The superlative level of performances doesn't end there. Carrie Coon (HBO's "The Leftovers") is superb, shining right alongside the two leads as Nick's twin sister, Margo, who co-owns and tends the bar her brother opened. Her Margo, the film's true heart and audience surrogate, has a tell-it-like-it-is wit and voice-of-reason levelheadedness that are more than welcome. Kim Dickens is marvelous as always, here playing hard-bitten, inquisitive Detective Boney, and Patrick Fugit is close to her equal as partner Jim Gilpin who wouldn't mind locking Nick up sooner than later. An against-type Neil Patrick Harris, who might have stood out like a sore thumb, actually makes a half-creepy, half-sad impression as Desi, one of Amy's suspicious ex-boyfriends. Somehow, Fincher even manages to find a charisma in Tyler Perry, who's right on the money as a sharky celebrity lawyer Tanner Bolt who helps Nick in his case. Also, Missi Pyle (usually a face to shticky comedy) is a hoot, doing an unmistakably dead-on Nancy Grace impression as glossy journalist Ellen Abbott. Even in the tiniest of roles, the irresistible Casey Wilson makes for an amusingly dimwitted baby-crazy neighbor, Noelle Hawthorne, who saw Amy as her best friend.

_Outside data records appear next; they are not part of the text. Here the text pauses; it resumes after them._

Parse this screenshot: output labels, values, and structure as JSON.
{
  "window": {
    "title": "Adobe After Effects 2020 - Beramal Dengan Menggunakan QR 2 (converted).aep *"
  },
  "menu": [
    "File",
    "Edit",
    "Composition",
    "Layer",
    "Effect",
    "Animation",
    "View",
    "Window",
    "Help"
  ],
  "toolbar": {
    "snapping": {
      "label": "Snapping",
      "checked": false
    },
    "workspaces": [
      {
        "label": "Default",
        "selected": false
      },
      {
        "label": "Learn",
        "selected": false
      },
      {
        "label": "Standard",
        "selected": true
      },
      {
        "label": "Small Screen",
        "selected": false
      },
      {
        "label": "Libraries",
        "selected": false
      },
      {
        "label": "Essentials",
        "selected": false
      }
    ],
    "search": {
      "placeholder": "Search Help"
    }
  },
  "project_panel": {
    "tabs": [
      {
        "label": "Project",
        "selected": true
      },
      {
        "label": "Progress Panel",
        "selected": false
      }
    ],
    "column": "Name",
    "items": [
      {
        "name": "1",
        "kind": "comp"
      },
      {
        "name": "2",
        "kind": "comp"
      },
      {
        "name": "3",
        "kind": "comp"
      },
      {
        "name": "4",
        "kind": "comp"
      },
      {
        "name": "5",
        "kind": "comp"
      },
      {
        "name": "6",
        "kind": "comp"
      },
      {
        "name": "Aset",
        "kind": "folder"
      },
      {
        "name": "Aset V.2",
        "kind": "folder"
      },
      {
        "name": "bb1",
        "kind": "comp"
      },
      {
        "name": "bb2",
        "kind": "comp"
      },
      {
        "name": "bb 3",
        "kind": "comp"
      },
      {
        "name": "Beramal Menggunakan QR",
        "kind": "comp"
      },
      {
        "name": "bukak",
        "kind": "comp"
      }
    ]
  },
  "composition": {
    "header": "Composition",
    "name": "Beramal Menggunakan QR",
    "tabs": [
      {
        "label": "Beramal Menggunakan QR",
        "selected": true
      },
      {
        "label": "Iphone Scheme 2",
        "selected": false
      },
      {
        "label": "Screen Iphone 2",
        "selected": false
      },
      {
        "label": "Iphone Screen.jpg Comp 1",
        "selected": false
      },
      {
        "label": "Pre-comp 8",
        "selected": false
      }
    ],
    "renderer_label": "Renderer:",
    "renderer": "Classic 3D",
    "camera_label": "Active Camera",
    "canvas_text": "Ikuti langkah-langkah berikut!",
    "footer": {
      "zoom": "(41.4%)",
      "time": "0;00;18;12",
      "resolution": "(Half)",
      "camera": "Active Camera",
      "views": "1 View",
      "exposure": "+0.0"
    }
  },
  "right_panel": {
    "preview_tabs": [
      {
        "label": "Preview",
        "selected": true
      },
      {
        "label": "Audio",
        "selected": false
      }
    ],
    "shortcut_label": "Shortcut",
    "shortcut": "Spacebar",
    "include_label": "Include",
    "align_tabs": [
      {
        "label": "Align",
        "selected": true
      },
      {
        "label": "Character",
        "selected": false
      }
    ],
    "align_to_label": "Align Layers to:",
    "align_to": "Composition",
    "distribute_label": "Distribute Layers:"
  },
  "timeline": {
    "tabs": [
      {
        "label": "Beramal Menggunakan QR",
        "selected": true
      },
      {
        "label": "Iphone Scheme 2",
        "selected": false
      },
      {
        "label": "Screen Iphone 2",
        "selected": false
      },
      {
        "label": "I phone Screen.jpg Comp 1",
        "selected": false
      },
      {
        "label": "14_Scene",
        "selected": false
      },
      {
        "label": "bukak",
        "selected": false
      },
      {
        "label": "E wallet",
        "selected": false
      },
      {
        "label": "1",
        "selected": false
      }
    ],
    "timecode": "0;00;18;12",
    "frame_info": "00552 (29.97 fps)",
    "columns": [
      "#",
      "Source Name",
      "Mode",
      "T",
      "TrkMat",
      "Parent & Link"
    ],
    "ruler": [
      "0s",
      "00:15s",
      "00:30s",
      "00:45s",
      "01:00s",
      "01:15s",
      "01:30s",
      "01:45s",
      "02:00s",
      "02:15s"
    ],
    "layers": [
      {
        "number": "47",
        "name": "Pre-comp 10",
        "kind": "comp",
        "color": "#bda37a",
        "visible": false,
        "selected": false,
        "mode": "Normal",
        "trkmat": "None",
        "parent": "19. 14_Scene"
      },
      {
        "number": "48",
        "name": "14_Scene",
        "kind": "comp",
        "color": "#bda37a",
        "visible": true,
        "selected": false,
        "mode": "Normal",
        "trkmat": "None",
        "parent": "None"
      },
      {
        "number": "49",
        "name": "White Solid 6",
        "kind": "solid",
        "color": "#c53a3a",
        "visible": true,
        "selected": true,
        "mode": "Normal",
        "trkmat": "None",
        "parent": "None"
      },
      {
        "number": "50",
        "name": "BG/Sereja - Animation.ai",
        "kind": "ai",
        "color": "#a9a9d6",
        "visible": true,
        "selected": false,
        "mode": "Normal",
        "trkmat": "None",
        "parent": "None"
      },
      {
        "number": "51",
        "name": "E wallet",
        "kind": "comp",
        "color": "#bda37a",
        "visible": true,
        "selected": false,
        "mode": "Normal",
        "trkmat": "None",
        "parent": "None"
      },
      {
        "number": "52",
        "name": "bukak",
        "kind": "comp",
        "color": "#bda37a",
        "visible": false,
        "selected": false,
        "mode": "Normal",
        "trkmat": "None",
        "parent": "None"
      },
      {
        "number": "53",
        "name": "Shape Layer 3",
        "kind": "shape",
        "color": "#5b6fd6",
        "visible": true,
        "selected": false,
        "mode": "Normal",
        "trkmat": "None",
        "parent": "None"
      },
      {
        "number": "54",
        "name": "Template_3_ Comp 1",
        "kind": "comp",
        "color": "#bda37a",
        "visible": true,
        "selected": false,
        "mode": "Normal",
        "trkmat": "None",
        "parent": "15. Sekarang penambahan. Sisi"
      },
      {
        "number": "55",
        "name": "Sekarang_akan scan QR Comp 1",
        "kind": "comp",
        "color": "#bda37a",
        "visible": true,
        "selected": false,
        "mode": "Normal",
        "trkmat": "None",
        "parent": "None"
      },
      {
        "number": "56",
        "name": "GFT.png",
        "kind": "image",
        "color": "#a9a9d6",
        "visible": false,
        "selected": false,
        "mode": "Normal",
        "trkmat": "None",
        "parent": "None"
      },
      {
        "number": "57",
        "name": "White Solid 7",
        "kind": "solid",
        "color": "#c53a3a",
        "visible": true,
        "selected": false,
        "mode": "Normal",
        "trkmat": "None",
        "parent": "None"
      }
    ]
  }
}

Right down to the haunting, fatalistic open-endedness of the last shot, "Gone Girl" continues to surprise, peeling back different colors and layers of characters we thought we had figured out. A lot of movies that pull twists and turns rely on convenience, but director Fincher and screenwriter Flynn alternately bring such a slick precision to make us buy what they have in store—what comes later obviously won't come as such a surprise to those who read Flynn's novel, but let's focus on the medium at hand. Even when the implausible is made plausible, one can sense Fincher kicking up the salacious, macabre vibe to a level of fascinating psychological complexity rather than mere plot contrivance. Thanks to Fincher's pedigreed craft behind the camera and his most recent go-to cinematographer Jeff Cronenweth, the film is gorgeously sleek, visually precise, and effortlessly paced. Another edgy, eerie music score by reliable team Trent Reznor and Atticus Ross also underscores the insanity of the plot reveals. One final thought: methinks that audiences will be better off not having read Gillian Flynn's book and not getting caught up in comparisons. As a film, "Gone Girl" should knock your socks off.
Grade: A -